New study on "are we at fault"

Can’t find the tread I read last night on it’s all genetic! Appears maybe not. I personally don’t believe it is all genic. It may be the loaded gun but I’m the one who pulled the trigger by eating whatever, whenever as much as I wanted! And sat on my butt!
Just passing it on!

Just want to add I know this does not apply to everyone. Definitely not for T1’s! But probably for the majority of T2’s. That said it doesn’t really matter. The horse is out of the barn and now we learn to live with what is! And it doesn’t mean I quit nagging my darling girls to take care of theirselves. Which doesn’t seem to be working! Lol

No, you're right, it doesn't apply to all T2s. Not to me, for example. I never ate "whatever I wanted," and I never "sat on my butt." I've been exercising 5-6 days a week from the time that I was 19 years old until now. Often, when I was younger, it was two long aerobic workouts a day. Didn't seem to matter, as I just got larger and larger anyway. Sigh.
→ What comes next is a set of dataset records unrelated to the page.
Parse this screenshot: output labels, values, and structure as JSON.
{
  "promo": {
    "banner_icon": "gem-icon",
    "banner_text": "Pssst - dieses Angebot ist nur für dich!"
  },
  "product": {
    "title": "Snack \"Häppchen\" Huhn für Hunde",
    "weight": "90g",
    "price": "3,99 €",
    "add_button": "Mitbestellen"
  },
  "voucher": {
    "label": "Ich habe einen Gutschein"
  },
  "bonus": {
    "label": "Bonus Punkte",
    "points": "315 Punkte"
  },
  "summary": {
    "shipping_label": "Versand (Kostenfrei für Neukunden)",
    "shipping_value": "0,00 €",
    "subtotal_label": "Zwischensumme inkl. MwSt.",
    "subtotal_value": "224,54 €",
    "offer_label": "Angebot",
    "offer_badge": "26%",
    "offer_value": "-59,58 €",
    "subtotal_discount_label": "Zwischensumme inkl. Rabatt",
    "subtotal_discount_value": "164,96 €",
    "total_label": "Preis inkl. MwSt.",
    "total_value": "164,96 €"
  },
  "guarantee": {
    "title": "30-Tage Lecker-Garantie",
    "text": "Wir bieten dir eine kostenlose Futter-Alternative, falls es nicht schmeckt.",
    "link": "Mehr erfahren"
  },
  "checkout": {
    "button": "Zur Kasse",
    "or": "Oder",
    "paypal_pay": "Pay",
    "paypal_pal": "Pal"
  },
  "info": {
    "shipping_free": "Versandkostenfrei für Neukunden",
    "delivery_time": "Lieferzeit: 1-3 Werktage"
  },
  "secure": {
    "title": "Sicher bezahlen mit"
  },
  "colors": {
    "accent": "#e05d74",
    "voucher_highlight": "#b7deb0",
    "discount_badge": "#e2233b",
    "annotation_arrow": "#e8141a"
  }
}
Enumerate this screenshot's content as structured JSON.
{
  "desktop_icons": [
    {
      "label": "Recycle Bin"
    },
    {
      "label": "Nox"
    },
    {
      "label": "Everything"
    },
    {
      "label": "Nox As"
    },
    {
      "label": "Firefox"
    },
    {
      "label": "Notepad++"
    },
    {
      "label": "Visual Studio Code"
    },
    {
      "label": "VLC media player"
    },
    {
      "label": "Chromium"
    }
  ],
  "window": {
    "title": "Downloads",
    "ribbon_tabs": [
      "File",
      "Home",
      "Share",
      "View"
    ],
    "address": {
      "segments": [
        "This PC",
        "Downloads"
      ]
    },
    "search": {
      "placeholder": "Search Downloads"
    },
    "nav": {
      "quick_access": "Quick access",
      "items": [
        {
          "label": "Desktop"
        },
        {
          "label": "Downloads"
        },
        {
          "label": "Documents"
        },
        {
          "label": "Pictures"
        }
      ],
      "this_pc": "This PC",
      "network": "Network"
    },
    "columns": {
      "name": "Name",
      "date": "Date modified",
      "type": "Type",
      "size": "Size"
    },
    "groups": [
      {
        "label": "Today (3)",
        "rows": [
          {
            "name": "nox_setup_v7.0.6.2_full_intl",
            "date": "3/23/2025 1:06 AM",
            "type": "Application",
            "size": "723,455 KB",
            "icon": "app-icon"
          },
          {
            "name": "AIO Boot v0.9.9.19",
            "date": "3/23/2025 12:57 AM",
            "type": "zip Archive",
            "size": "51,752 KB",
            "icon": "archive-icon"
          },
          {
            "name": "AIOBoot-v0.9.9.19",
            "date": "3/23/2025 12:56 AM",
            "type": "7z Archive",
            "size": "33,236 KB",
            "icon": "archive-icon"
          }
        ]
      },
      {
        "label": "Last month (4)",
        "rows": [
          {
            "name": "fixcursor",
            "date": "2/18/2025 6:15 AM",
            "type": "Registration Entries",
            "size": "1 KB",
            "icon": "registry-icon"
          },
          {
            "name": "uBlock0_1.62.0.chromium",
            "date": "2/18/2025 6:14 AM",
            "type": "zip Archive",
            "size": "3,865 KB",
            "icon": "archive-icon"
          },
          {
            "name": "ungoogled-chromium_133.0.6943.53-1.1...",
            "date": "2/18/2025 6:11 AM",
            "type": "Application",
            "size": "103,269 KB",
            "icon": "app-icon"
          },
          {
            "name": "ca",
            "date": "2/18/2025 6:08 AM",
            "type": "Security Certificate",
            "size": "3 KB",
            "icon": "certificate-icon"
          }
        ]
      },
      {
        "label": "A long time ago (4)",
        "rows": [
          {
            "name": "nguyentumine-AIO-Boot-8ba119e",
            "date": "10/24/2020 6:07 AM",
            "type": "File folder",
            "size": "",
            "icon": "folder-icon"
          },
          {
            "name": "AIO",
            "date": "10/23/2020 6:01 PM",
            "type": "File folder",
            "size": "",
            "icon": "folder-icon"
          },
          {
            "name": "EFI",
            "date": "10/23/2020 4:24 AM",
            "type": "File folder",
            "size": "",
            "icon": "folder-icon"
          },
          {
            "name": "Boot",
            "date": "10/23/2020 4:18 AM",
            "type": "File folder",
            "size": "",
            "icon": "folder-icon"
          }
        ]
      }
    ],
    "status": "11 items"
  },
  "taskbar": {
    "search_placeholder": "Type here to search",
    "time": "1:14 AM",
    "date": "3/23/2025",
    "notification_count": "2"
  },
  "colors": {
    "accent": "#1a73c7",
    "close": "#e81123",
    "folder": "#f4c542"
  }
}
I don't know if I would interpret this article in that way. What has really been found is that the original promise of the human genome projects have basically not played out. Although the humane genome has been sequenced, it turns out that diseases like diabetes are not just "caused" by a gene. That doesn't mean that diseases like t1 and t2 diabetes are not genetic, only that the assumption about there being a simple relationship was flawed.
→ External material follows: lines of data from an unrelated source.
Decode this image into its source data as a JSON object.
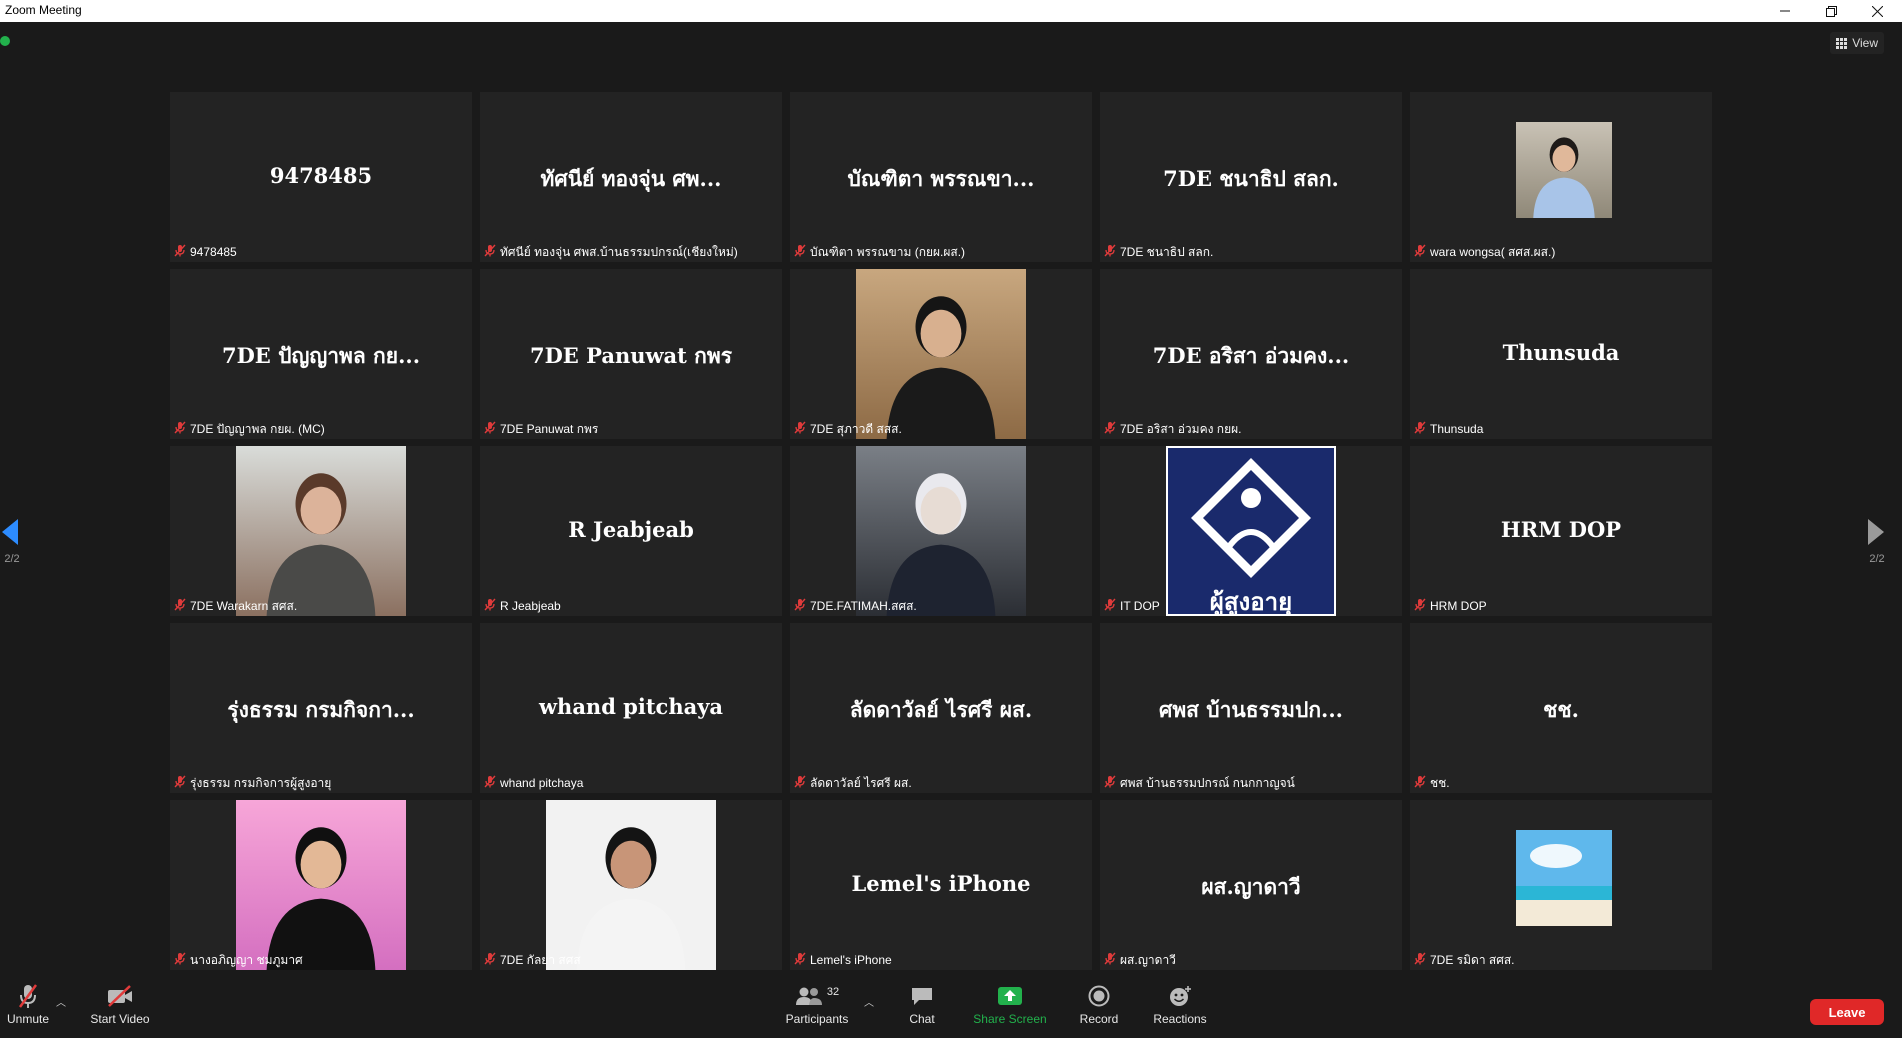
{
  "window": {
    "title": "Zoom Meeting"
  },
  "top": {
    "view_label": "View"
  },
  "pager": {
    "left": "2/2",
    "right": "2/2"
  },
  "tiles": [
    {
      "big": "9478485",
      "label": "9478485"
    },
    {
      "big": "ทัศนีย์ ทองจุ่น ศพ...",
      "label": "ทัศนีย์ ทองจุ่น ศพส.บ้านธรรมปกรณ์(เชียงใหม่)"
    },
    {
      "big": "บัณฑิตา พรรณขา...",
      "label": "บัณฑิตา พรรณขาม (กยผ.ผส.)"
    },
    {
      "big": "7DE ชนาธิป สลก.",
      "label": "7DE ชนาธิป สลก."
    },
    {
      "big": "",
      "label": "wara wongsa( สศส.ผส.)"
    },
    {
      "big": "7DE ปัญญาพล กย...",
      "label": "7DE ปัญญาพล กยผ. (MC)"
    },
    {
      "big": "7DE Panuwat กพร",
      "label": "7DE Panuwat กพร"
    },
    {
      "big": "",
      "label": "7DE สุภาวดี สสส."
    },
    {
      "big": "7DE อริสา อ่วมคง...",
      "label": "7DE อริสา อ่วมคง กยผ."
    },
    {
      "big": "Thunsuda",
      "label": "Thunsuda"
    },
    {
      "big": "",
      "label": "7DE Warakarn สศส."
    },
    {
      "big": "R Jeabjeab",
      "label": "R Jeabjeab"
    },
    {
      "big": "",
      "label": "7DE.FATIMAH.สศส."
    },
    {
      "big": "",
      "label": "IT DOP"
    },
    {
      "big": "HRM DOP",
      "label": "HRM DOP"
    },
    {
      "big": "รุ่งธรรม กรมกิจกา...",
      "label": "รุ่งธรรม กรมกิจการผู้สูงอายุ"
    },
    {
      "big": "whand pitchaya",
      "label": "whand pitchaya"
    },
    {
      "big": "ลัดดาวัลย์ ไรศรี ผส.",
      "label": "ลัดดาวัลย์ ไรศรี ผส."
    },
    {
      "big": "ศพส บ้านธรรมปก...",
      "label": "ศพส บ้านธรรมปกรณ์ กนกกาญจน์"
    },
    {
      "big": "ชช.",
      "label": "ชช."
    },
    {
      "big": "",
      "label": "นางอภิญญา ชมภูมาศ"
    },
    {
      "big": "",
      "label": "7DE กัลยา สศส"
    },
    {
      "big": "Lemel's iPhone",
      "label": "Lemel's iPhone"
    },
    {
      "big": "ผส.ญาดาวี",
      "label": "ผส.ญาดาวี"
    },
    {
      "big": "",
      "label": "7DE รมิดา สศส."
    }
  ],
  "logo_text": "ผู้สูงอายุ",
  "toolbar": {
    "unmute": "Unmute",
    "start_video": "Start Video",
    "participants": "Participants",
    "participants_count": "32",
    "chat": "Chat",
    "share_screen": "Share Screen",
    "record": "Record",
    "reactions": "Reactions",
    "leave": "Leave"
  },
  "colors": {
    "share": "#22b14c",
    "leave": "#e02828",
    "tile": "#232323",
    "muted": "#e03b3b"
  }
}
Is T1 genetic? Sorry, really wondering. I thot they had something happen to the pancreas like a virus or bactrical infection or something traumatic happen that killed the betas? And I agree with that assumption there is nothing simple about diabetes at all! Lol

Both T1 and T2 risk is strongly genetic related. That does not determine whether you get either condition, but there is a well established association. Dan Hurley in "Diabetes Rising" talks about this in a very understandable manner.

It's believed T1 has a genetic link, but that the link is not as strong as it is for Type 2.

Thank you for your replies :slight_smile:

T2 is more genetic that T1. In identical twin studies if one twin has diabetics the other will have an a priori chance of 50% for T2 it is 80%. Of course some nasty environmental factors eventually trigger either.

I don't believe that study for a minute. It probably means that diabetes is not monogenic, and there is no easy answer for finding the genetic components of either type.

Not only do identical twin studies show an 80 - 90% concordance rate for Type 2, but there are way too many fat couch potatoes who DON'T get diabetes for me to believe that those who do "did it to themselves".

Both Type 1 and Type 2 run in families, but because they are polygenic, not everyone in the family gets them, and sometimes they appear to pop up out of nowhere. Type 2's are more likely to have parents and siblings with the disease, but even there, it doesn't always happen that way.

The whole "fault" message is extremely counterproductive -- it doesn't create willingness to work at controlling the disease. It only causes guilt and depression. Who needs that?

Healthy eating and exercise should be messages aimed at EVERYONE, not just those "lazy, gluttonous, junk-food junky" Type 2's. Because the blame game does a real disservice to Type 2's, and makes an already difficult life even more so. And especially when it's often not true!

The only message that makes sense for ANY diabetic is "you got dealt a bad hand of cards, and all you can do is your best to control it and live a healthy life." And offer encouragement and support to anyone who has it!

I would think data looking at identical twins and measuring the ratio of the concordance of the disease in both to the total should be fairly accurate. With that said unravelling the genetics of either type of diabetes may not happen during our life time.

I agree with you that the fault message is not only wrong technically it serves no useful purpose and is definitely negative psychologically.

I know of a woman of Indian origin with 2 brothers all probably have diabetes type 2. she eats a very low carb diet and exercises quite a bit and IS NOT under as much under stress as her brothers. So she would be the best case scenario as far as environmental conditions. Unfortunately I do not have any data comparing the severety of the diabetes for the three.

You are exactly correct, D has strong genetic components and is not monogenic in most cases. I'd point out that this article somewhat misrepresents the two high profile reviews that it cites (which themselves are not 'studies' but reviews of studies). Those reviews focus just as much on the limitations of the technology (genome wide association studies (GWAS)) as they do on possible non-genetic factors. GWAS studies are incredibly powerful, but not perfect and we cannot conclude as the authors try to that anything not picked up by GWAS is non-genetic. GWAS has trouble in several situations, most notably when: a particular mutation is rare, a particular gene shows a lot of variation even in the general population, and when small numbers of subjects are studied.

This piece is bad. There are non-genetic factors in T2D (and T1D), but it's such a highly individualized disease that the impact of those factors can be anything from nothing to very large depending on the case.